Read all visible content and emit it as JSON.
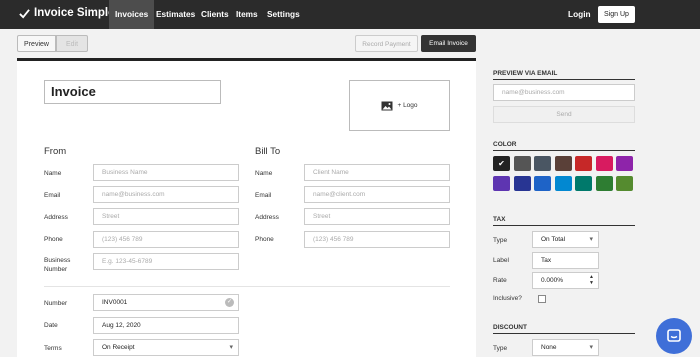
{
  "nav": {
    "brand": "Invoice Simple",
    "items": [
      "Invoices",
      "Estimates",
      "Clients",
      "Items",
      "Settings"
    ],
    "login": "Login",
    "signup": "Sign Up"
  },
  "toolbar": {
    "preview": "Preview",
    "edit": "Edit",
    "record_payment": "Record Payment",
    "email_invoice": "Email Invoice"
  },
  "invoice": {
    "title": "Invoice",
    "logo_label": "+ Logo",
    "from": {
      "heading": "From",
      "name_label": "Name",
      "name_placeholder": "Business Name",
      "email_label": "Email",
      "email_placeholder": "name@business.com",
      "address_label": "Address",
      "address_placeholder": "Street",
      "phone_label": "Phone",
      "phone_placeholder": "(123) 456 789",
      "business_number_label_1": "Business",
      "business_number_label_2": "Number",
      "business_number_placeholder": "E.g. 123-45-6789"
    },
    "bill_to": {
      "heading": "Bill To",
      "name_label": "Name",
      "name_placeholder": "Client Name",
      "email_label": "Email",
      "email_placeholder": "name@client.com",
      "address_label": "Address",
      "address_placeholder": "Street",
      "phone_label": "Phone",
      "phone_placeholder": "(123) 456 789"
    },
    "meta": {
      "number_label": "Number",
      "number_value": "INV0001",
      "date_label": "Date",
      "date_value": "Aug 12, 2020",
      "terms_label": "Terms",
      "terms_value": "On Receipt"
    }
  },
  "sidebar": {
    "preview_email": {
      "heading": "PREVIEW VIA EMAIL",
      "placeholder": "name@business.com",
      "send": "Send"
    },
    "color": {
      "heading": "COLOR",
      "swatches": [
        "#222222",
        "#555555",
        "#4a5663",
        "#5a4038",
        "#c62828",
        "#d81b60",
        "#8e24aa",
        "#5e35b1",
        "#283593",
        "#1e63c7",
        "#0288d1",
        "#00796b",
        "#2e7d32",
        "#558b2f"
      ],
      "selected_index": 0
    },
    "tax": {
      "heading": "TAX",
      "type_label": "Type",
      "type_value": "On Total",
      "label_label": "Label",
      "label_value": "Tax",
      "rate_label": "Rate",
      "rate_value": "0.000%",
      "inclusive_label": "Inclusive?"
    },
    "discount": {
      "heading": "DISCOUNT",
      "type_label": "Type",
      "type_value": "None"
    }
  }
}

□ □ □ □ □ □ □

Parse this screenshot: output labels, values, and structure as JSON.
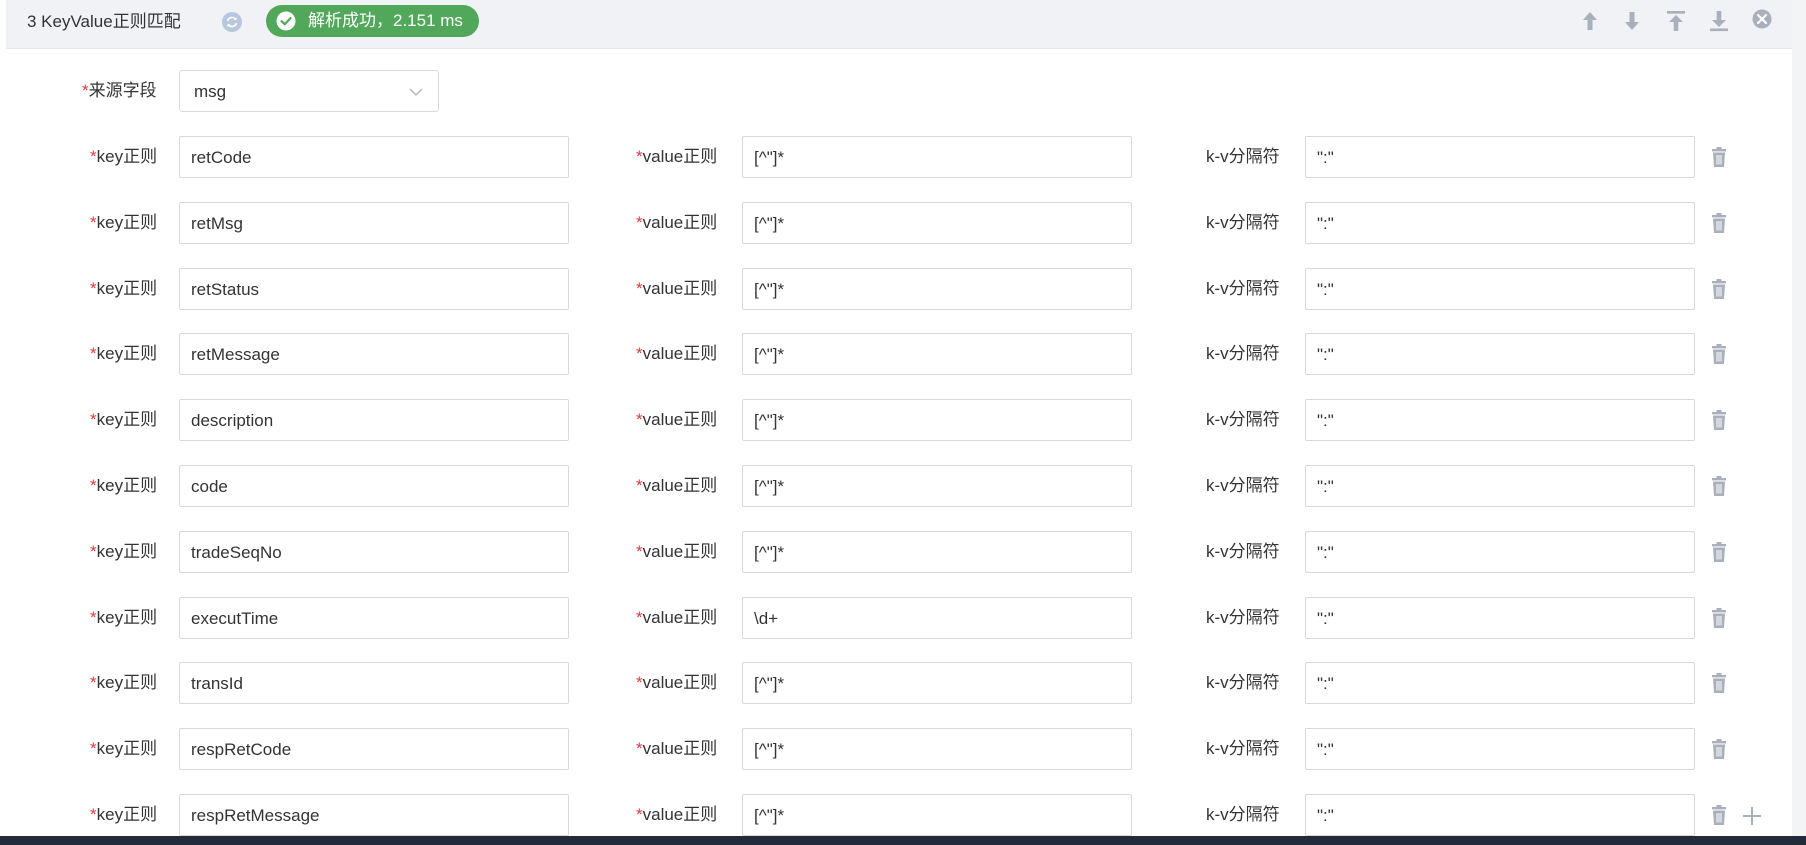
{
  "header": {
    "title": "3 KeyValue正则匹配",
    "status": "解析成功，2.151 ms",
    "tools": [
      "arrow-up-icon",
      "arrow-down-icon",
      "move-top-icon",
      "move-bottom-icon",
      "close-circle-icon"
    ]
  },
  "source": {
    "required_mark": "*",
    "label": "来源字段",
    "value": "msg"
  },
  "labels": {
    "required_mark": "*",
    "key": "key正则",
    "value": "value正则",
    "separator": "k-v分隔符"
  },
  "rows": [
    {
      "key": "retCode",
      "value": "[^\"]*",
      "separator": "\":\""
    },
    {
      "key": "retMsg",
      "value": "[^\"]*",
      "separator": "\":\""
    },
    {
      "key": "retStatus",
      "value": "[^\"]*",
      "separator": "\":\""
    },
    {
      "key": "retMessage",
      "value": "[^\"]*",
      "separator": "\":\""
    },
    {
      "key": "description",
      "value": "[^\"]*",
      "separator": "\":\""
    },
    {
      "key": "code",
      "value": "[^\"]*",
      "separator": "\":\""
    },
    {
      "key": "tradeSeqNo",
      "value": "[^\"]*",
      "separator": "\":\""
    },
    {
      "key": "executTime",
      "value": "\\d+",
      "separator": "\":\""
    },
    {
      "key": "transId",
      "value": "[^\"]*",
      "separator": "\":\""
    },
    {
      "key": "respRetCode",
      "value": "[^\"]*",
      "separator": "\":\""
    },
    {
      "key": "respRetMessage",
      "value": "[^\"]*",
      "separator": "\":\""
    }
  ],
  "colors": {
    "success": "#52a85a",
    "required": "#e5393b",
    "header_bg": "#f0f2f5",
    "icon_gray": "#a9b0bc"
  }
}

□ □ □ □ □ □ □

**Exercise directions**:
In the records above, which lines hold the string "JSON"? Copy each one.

**Task result**:
Read all visible content and emit it as JSON.
Parse this screenshot: output labels, values, and structure as JSON.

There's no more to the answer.